GEORGIA INSTITUTE of Technology is developing an inexpensive millimetre-wave (MMW) radar antenna suitable for use in aircraft all-weather landing systems and missile seekers.
A prototype built by the Atlanta-based institute is believed to be the first "Rotman lens" to operate at MMW frequencies - as high as 37GHz.
Most MMW antennas use mechanical scanning, which Georgia Tech says give rise to response and reliability problems, while alternative electronic scanning techniques, using phase shifters, are costly and introduce losses. The Rotman-lens antenna has no moving parts, no phase shifters and can be made from plastic, the institute says. Throughput loss and sidelobe emissions are "very low", it adds.

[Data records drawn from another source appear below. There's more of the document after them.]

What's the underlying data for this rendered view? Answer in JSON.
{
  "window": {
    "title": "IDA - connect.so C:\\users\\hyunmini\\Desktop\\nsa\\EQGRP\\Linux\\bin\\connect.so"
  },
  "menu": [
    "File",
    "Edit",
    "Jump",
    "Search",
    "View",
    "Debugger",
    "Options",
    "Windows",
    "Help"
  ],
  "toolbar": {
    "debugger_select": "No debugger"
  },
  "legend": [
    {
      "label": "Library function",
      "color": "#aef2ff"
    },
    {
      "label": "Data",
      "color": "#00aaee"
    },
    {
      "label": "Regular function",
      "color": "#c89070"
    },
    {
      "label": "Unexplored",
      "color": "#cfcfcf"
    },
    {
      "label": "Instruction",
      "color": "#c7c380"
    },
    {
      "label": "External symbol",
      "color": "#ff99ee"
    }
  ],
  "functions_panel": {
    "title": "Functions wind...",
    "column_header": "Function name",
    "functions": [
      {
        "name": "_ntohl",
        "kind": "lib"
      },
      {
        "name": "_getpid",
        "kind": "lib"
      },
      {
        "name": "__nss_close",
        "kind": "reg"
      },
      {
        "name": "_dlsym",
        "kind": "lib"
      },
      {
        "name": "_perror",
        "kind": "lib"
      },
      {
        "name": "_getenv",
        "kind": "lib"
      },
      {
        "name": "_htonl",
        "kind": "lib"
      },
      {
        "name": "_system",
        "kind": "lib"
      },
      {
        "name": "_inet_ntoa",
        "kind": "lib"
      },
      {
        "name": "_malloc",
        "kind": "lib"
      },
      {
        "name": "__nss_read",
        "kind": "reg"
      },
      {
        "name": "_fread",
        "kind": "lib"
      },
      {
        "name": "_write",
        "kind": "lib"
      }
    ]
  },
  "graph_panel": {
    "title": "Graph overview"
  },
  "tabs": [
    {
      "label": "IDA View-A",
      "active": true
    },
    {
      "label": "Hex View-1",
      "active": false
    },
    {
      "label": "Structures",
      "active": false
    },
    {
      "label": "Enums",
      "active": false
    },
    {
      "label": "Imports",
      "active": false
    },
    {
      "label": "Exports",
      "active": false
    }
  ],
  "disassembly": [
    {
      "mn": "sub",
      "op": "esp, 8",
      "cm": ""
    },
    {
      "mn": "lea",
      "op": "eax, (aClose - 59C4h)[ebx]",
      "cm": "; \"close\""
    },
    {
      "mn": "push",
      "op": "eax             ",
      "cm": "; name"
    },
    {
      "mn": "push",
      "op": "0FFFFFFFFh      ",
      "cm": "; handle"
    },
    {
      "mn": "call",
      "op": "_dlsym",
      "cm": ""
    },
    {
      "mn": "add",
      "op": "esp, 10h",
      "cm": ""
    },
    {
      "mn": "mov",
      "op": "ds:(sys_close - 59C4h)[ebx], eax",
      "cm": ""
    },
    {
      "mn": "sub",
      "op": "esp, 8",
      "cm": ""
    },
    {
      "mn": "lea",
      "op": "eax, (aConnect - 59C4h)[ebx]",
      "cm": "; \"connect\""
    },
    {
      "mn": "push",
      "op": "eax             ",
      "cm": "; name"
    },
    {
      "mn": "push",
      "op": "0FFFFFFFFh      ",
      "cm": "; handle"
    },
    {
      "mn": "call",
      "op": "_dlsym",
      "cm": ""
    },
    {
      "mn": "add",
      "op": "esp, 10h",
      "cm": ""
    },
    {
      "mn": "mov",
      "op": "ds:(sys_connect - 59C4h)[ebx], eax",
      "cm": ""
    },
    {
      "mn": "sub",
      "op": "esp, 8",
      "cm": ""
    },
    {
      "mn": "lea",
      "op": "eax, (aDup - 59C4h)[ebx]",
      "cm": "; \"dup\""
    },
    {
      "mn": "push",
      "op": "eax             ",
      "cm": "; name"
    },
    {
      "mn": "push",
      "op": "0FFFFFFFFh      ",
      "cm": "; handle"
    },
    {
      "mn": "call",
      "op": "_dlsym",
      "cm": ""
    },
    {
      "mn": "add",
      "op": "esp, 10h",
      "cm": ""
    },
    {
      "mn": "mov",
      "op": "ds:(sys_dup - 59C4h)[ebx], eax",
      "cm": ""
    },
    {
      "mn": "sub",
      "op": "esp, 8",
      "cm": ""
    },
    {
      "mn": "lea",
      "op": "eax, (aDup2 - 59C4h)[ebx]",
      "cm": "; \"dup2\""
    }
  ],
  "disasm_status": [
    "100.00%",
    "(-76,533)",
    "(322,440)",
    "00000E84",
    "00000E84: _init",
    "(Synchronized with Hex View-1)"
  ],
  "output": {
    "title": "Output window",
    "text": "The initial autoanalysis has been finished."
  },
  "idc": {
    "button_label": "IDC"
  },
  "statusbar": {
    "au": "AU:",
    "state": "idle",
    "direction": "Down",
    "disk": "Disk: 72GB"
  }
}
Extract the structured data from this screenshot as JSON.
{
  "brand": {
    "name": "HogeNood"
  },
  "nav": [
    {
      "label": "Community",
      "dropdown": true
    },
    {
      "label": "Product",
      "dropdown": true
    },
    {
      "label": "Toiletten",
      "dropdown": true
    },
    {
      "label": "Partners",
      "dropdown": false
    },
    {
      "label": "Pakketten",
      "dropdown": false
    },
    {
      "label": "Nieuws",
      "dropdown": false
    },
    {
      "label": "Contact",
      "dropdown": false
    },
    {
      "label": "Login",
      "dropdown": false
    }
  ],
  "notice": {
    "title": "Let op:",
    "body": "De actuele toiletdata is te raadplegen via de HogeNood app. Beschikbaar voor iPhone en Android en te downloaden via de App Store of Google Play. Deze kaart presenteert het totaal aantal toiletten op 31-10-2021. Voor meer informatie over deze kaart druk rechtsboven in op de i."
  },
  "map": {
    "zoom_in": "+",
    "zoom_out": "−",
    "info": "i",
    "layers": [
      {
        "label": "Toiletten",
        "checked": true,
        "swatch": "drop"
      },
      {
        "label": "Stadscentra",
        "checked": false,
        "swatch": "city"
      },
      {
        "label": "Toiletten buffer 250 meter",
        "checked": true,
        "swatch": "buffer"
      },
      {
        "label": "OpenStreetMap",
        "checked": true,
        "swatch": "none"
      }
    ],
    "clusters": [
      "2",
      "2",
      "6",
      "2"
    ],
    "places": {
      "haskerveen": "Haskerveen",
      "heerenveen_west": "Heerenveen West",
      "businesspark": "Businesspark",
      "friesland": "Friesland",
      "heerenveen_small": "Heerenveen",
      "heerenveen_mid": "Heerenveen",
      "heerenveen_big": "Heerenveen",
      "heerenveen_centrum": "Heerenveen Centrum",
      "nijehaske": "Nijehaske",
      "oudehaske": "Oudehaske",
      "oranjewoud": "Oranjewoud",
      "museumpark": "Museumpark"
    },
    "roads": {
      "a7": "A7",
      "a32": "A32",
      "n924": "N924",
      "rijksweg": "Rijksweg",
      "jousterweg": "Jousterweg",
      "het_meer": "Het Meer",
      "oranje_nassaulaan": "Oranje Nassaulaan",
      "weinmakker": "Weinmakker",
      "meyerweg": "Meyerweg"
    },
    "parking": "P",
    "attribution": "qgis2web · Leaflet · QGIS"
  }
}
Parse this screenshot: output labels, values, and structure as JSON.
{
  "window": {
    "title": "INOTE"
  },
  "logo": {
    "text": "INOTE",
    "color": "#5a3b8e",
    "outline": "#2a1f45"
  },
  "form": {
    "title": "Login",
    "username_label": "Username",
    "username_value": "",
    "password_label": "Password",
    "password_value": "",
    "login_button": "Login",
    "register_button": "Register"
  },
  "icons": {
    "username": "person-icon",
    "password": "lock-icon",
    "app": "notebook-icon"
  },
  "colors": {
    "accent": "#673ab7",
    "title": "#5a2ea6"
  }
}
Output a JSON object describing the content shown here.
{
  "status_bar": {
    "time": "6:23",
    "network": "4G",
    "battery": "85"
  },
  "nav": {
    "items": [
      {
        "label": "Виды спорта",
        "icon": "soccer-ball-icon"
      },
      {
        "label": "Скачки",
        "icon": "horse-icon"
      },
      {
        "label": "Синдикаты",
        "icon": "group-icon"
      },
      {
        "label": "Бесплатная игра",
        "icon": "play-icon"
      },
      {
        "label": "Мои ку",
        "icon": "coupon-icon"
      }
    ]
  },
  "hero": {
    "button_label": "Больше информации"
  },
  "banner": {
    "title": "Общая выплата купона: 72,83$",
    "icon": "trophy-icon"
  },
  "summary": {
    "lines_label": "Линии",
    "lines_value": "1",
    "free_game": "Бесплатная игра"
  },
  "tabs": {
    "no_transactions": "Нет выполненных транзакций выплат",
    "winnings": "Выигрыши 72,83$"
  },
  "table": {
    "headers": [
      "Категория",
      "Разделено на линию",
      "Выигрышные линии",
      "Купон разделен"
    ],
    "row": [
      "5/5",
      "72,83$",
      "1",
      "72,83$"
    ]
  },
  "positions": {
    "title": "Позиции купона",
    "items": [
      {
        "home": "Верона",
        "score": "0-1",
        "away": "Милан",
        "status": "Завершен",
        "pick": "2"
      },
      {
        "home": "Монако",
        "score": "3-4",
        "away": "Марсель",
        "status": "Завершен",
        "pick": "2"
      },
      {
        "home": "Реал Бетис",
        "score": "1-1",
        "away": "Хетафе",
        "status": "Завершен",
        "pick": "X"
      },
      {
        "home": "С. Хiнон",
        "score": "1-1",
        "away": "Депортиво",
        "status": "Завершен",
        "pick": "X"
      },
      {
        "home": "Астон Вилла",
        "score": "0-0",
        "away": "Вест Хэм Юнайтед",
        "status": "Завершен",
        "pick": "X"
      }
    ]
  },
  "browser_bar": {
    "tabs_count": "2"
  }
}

A Rotman lens focuses and directs the radar beam by passing the energy through a pair of parallel plates, which are shaped like a lens. Beam-forming or focal ports are located on one side and array ports on the opposite side, each connected to an antenna element. Energy fed into a specific focal port emerges from the antenna elements to form a beam along a particular direction. Switching the input between focal ports steers the beam electronically across a 45í arc.
Rotman-lens "microstrip" antennas have been produced which operate at frequencies up to 18GHz, but are unsuitable for the MMW waveband because of high losses. Georgia Tech's prototype antenna was milled from an aluminium block using electric-discharge techniques accurate to 0.0127mm. Production antennas could be hot-pressed in plastic and coated with a conductor, such as gold, the institute says.
Source: Flight International